When I sit and think of every person who deserves my gratitude, the list is endless.  I have a favorite checkout man at the grocery store who consistently brightens my day.  Our mail carrier is always prompt, reliable and friendly.  Several business owners in our town make a point of speaking to my children and giving them gifts on a regular basis.  I am helped by an individual who is completely new to me at least weekly.  I don't know if it's possible for me to outwardly thank each person who helps me or my family. 

Lately I am trying to remember everyone who touches my life in prayer and meditation.  For me, this is the most powerful means of sending love and gratitude.  I was taught as a child to "remember others in prayer", but it is only now that I am coming to an experience of what that means and how such a practice can change me for the better.  In focusing on gratitude in meditation, I am slowly becoming more aware of others and less fixated on my own needs.  Perhaps this is one available path in learning to "love thy neighbor as thyself." 

Since I am still learning the practice of gratitude, I will continue to contemplate new ways to show my thanks. 

Here is one new capacity that makes me feel grateful, and if I can I'll recite it at the table this Thanksgiving:  I am grateful for the ability to continually correct myself and adjust my views to get closer to Love.  As long as these adjustments stem from spirit rather than ego, I believe that they are valuable. 

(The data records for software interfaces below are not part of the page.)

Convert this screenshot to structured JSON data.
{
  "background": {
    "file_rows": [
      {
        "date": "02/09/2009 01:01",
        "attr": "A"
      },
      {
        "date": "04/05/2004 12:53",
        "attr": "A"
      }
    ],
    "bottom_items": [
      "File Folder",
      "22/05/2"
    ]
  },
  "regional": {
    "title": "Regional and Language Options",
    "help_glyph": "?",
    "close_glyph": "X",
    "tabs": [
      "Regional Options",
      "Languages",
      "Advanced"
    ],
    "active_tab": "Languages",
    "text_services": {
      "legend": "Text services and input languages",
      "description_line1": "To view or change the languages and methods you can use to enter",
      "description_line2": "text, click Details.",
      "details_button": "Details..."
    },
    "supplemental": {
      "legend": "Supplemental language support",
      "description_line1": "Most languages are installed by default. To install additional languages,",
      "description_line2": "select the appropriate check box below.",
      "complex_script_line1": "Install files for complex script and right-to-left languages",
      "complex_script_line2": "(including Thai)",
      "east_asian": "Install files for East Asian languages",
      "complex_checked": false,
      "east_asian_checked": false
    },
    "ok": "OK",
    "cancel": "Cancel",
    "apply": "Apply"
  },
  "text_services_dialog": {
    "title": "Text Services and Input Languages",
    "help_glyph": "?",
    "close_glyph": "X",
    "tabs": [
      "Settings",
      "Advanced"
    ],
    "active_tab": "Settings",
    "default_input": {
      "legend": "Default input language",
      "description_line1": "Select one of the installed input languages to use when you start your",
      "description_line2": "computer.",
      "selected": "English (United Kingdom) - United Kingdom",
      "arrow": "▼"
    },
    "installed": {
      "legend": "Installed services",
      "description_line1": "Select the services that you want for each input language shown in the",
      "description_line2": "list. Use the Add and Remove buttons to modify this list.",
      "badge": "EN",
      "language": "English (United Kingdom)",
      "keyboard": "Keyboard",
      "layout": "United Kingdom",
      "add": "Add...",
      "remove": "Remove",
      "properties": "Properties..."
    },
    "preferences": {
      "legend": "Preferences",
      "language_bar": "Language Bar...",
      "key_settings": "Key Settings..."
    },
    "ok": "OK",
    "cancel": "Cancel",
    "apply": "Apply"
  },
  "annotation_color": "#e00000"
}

I am very interested to learn how others show gratitude and how I can improve upon this practice in the future.


  1. I am also interested in the practice of gratitude. I think that it is becoming a lost art unfortunately, and I just hate it when people seem ungrateful.It's something I struggle with regularly, because I'm often unsure of where that line is between being ungrateful and just wanting or needing a little sympathy from another human. I'm always glad when Thanksgiving comes around every year and reminds me to reset my gratitude meter.

  2. Wonderful! This is the Big One Michelle! Being able to be grateful about everything is truely Divine Grace. I say it out loud all the time. I tell others all the time too.

    I bless people out loud too...sometimes they are taken aback. I know that this is diferent for all of us...and most of this has to do with our Ego. I know this are on the right path for you...and from your writings I can say I am grateful for that.

  3. Michelle, this is very insightful and appropriate especially at this time of year. I am reminded of the story of Jesus that after healing ten lepers, only one returned to personally thank Him.

  4. Wow, Michelle! This really hit home for me. I have so much to be thankful for. Right now I have a job that pays me well. I know many others don't at this time. I am richly blessed. I have a family that loves me. I have beautiful memories of many people who have come and gone in my life for whatever reason. I have a wonderful loving partner. I need to be expressing my thankfulness. I still have a living Grandmother in Joplin who is so precious to me. I can't wait to hug her this coming week! Thank you for reminding me. Like G.G., I am crying thinking about all I am thankful for. Let me tell you that I am also thankful for you. You continue to teach me valuable lessons. I love you.

  5. Zahra, Reid, Daddy and Cheryl: Thank you so much for your thoughtful comments. Have a wonderful Thanksgiving. I wish that I could have you all over for a feast!